» **The task**: Find each line below that includes "weekday", then copy it.

[Component data from apps and pages]
_ _ _ _ _

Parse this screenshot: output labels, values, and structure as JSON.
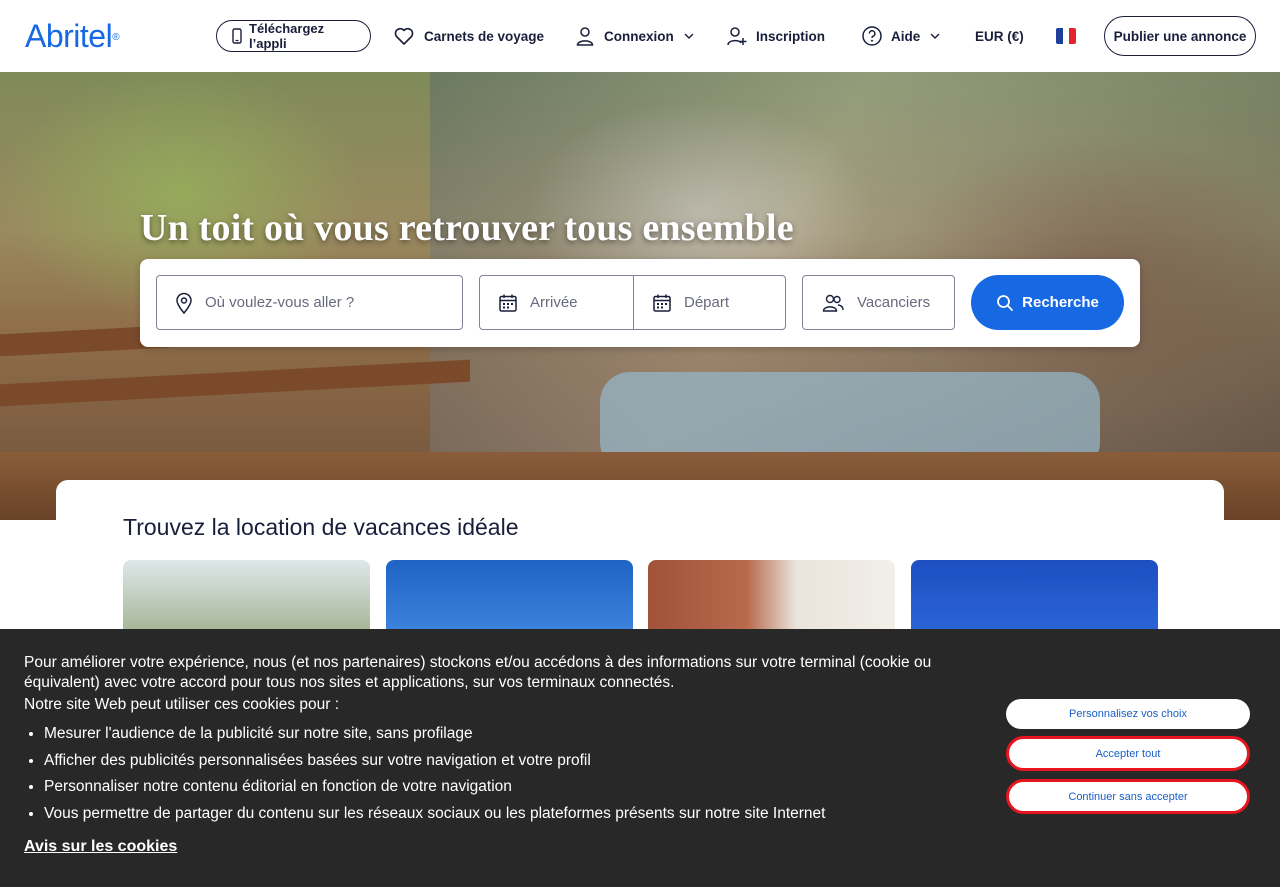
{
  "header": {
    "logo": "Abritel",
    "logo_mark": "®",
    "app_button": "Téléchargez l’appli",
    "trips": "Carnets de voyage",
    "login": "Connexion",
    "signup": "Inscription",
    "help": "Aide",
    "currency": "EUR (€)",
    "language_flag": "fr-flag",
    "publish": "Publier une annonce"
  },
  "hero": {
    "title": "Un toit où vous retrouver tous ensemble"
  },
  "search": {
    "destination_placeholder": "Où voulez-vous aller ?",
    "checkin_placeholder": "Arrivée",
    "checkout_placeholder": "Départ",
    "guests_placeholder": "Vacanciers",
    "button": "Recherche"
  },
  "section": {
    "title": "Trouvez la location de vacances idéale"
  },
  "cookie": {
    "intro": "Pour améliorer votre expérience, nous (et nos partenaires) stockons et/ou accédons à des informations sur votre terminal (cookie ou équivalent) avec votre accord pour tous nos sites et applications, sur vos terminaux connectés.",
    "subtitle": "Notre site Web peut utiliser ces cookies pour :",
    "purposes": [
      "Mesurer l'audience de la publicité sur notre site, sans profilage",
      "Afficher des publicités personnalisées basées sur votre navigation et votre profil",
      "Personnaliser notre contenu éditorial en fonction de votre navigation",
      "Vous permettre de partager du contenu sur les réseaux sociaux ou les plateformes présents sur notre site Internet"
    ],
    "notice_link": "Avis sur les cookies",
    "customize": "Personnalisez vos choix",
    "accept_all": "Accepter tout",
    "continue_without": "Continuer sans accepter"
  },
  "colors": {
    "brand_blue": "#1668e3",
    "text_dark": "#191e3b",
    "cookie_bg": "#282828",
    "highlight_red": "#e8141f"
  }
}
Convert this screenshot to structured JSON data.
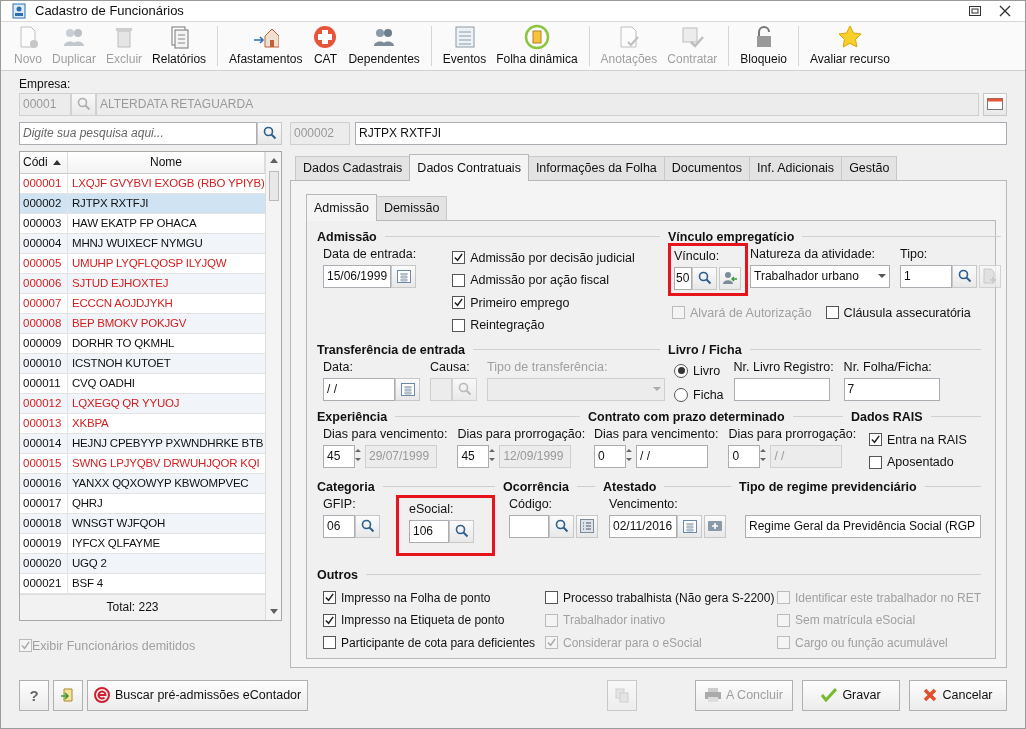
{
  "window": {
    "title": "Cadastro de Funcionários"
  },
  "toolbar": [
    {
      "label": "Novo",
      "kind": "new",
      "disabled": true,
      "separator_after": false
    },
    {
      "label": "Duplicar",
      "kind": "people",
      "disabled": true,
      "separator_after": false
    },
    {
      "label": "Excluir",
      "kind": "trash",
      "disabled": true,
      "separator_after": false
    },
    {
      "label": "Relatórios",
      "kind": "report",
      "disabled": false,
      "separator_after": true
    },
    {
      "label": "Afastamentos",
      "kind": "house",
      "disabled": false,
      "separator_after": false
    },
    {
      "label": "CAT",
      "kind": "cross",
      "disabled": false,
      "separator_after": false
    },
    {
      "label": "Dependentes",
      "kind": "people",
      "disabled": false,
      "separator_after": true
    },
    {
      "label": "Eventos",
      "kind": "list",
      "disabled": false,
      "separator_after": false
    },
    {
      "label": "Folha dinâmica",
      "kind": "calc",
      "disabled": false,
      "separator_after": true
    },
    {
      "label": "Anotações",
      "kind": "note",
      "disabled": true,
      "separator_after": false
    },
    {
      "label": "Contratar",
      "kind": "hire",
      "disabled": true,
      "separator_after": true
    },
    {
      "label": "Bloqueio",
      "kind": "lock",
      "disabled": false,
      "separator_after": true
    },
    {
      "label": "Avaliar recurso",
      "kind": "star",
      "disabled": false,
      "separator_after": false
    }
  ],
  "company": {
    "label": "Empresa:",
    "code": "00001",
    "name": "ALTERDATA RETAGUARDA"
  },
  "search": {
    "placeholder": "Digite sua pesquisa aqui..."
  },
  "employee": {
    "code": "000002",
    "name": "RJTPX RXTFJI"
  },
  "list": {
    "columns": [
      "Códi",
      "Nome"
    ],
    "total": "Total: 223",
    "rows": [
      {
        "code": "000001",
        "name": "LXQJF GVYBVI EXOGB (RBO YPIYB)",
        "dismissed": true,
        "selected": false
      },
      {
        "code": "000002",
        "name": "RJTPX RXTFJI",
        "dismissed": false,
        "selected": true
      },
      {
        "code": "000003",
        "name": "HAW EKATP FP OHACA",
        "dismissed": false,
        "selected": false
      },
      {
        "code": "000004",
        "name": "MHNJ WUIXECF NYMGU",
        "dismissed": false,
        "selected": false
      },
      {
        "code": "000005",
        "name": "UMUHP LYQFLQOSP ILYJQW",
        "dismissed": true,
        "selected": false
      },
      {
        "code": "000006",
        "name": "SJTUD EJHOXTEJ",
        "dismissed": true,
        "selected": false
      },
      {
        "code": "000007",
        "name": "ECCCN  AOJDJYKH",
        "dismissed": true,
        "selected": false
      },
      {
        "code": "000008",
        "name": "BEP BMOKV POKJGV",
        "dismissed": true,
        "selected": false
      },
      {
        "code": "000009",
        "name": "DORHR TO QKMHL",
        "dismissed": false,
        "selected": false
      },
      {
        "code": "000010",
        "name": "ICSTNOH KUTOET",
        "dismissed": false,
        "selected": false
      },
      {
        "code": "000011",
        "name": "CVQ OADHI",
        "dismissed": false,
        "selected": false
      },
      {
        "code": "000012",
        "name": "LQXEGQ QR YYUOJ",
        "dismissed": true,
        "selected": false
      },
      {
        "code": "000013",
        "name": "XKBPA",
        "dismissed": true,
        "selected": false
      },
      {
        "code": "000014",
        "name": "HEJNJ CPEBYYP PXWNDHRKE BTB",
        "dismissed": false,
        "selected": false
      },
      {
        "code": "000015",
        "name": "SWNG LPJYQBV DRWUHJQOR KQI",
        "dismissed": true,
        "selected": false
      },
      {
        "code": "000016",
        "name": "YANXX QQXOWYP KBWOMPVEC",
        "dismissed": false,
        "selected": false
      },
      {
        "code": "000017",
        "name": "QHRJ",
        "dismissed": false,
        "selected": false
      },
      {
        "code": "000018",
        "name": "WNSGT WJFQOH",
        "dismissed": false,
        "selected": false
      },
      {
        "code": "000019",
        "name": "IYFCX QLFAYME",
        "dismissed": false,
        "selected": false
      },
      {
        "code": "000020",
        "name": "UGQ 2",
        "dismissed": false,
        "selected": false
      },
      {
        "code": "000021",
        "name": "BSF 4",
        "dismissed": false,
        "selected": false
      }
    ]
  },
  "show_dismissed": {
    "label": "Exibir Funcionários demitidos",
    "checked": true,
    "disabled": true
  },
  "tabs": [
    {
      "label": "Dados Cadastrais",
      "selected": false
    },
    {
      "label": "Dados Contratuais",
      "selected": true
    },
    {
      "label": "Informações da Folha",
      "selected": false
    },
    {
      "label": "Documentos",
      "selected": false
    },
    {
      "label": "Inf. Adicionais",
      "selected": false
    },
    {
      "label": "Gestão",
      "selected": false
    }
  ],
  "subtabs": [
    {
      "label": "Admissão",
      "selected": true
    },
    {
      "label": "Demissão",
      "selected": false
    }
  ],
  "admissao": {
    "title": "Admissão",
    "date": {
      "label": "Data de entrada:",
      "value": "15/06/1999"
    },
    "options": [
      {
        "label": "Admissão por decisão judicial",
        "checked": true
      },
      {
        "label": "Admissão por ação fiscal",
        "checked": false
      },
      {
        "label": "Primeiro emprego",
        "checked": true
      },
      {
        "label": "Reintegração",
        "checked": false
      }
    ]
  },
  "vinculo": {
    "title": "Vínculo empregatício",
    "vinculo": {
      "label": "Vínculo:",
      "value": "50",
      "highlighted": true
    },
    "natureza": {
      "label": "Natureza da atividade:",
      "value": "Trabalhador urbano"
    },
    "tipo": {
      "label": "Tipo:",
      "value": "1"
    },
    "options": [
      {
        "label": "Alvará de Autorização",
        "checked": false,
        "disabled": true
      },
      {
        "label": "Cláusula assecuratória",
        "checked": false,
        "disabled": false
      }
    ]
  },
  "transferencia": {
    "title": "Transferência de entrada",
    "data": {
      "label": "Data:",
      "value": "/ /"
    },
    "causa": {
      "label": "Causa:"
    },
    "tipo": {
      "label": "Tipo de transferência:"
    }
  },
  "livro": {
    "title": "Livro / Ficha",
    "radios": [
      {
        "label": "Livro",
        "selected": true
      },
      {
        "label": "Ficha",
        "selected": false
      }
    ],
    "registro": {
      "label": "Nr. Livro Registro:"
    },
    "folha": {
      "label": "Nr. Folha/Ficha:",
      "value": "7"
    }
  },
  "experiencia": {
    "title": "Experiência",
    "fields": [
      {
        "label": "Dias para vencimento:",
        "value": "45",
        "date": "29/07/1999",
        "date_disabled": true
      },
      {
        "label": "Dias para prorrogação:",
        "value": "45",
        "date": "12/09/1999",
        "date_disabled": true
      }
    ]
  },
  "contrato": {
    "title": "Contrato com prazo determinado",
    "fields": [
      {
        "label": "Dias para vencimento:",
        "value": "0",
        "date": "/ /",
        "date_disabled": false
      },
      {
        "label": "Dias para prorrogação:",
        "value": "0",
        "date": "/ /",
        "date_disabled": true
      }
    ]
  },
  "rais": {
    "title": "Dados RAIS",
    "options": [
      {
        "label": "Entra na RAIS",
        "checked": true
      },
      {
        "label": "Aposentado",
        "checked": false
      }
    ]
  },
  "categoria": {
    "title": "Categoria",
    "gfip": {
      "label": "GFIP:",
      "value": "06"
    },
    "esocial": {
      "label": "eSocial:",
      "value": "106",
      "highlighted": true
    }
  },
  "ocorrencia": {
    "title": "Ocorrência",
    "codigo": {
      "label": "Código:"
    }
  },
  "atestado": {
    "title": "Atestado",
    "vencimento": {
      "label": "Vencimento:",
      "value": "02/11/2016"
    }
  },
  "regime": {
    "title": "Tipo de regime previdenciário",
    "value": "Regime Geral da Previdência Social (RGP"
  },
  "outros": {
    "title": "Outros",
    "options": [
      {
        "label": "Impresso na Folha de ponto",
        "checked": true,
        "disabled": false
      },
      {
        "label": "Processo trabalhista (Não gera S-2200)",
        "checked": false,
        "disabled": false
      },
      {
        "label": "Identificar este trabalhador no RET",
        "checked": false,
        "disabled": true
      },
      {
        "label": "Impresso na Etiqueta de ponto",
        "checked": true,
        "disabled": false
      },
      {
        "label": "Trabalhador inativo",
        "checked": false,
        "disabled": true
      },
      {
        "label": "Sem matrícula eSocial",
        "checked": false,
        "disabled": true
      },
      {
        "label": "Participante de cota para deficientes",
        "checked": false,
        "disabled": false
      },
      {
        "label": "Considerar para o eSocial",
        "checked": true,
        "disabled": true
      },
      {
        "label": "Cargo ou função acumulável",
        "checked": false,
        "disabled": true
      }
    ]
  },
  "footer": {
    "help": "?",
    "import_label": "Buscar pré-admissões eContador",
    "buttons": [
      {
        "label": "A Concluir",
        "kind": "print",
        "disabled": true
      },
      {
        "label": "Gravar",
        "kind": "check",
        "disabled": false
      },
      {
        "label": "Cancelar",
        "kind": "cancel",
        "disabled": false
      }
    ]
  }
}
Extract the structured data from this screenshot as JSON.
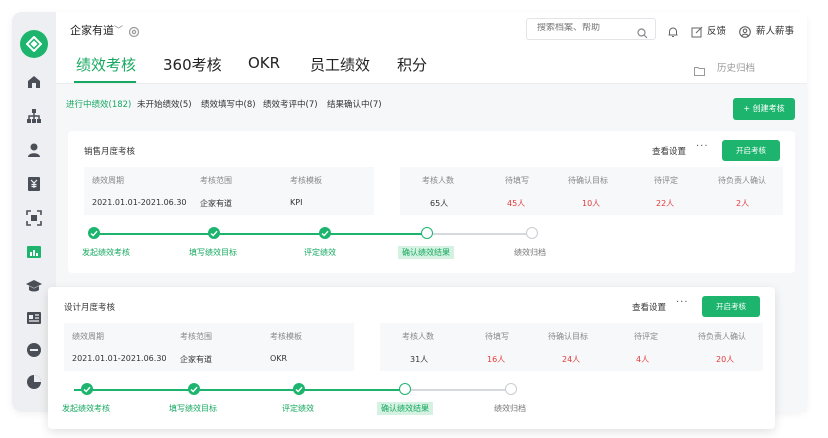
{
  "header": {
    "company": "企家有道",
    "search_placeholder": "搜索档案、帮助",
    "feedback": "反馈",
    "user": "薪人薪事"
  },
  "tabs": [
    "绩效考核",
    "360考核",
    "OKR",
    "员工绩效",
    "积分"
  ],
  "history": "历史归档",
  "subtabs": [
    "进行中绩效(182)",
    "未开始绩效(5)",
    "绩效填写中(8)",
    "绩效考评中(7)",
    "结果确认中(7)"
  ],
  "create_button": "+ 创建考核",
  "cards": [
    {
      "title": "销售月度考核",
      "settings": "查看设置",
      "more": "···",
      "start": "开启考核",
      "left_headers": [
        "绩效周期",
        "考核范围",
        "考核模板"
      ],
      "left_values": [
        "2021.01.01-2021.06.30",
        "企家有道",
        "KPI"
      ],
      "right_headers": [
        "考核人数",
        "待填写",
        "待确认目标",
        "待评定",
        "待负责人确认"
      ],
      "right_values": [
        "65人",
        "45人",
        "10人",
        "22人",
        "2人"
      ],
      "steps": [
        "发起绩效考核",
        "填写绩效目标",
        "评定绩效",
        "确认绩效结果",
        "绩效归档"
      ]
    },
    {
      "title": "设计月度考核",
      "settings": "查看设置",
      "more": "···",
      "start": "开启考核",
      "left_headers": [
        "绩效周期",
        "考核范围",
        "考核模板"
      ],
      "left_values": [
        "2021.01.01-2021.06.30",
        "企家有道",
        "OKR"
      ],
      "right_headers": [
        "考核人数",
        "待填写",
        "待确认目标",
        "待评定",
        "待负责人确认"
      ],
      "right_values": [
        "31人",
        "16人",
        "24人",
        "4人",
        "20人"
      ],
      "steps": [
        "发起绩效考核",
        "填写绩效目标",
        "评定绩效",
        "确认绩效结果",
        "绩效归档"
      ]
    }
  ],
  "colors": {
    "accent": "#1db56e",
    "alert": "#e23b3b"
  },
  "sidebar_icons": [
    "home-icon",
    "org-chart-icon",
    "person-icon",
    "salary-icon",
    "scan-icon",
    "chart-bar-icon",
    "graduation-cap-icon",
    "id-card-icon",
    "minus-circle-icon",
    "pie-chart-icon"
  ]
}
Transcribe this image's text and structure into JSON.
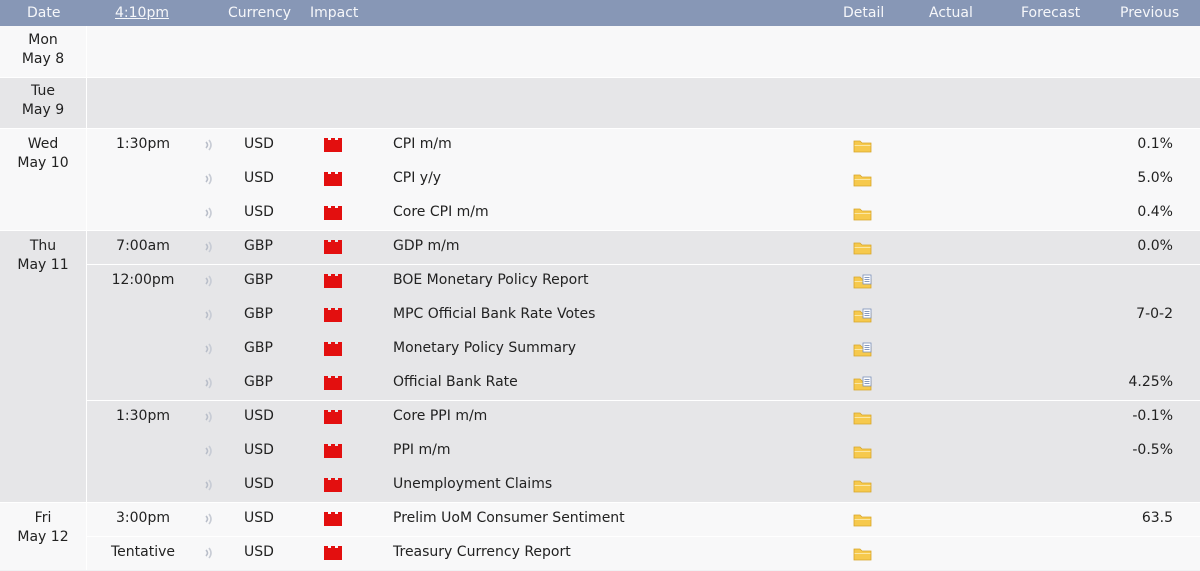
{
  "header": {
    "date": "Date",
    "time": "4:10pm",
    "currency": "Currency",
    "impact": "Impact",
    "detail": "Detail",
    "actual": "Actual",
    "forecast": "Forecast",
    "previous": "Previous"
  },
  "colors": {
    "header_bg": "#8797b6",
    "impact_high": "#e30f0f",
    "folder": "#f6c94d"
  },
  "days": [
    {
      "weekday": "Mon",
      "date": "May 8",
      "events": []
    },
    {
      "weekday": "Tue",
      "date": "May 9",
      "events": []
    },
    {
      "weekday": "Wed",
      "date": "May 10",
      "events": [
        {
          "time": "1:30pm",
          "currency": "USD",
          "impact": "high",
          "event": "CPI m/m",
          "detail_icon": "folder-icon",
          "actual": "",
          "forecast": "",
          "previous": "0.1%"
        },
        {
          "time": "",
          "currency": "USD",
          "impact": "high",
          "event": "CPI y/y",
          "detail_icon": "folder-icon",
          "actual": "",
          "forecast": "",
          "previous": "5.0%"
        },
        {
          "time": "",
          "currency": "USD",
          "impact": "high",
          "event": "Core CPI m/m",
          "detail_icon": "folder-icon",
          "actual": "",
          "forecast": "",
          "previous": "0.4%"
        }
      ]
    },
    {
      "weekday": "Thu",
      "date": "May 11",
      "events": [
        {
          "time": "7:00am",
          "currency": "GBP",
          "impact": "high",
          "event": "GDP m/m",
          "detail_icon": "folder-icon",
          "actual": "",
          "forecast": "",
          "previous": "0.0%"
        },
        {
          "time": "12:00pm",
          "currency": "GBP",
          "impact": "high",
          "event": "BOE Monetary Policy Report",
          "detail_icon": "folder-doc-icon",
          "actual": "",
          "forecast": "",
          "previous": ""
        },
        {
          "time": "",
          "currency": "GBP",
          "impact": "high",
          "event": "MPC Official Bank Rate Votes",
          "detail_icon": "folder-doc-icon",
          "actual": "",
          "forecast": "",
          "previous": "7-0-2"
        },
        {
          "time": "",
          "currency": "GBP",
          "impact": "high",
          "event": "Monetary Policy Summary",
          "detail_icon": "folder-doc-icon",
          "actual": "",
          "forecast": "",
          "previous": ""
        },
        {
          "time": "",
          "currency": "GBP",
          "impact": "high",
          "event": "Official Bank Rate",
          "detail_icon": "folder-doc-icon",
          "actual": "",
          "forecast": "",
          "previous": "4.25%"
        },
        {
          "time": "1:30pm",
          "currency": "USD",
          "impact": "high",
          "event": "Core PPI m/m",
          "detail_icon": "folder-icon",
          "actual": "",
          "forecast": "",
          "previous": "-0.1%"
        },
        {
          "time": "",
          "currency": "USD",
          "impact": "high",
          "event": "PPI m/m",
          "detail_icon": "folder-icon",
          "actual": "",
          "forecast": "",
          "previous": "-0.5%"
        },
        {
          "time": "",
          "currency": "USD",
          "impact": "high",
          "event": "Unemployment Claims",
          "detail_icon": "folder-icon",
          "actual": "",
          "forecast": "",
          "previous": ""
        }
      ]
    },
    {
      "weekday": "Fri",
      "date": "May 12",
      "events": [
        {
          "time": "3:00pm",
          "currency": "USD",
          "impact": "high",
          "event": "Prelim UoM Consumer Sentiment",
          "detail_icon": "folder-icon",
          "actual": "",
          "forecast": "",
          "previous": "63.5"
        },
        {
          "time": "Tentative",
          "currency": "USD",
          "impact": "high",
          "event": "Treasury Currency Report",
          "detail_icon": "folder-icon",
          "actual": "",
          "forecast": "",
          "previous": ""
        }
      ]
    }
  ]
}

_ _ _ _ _

» **Completed task**:
      "weekday": "Mon",
      "weekday": "Tue",
      "weekday": "Wed",
      "weekday": "Thu",
      "weekday": "Fri",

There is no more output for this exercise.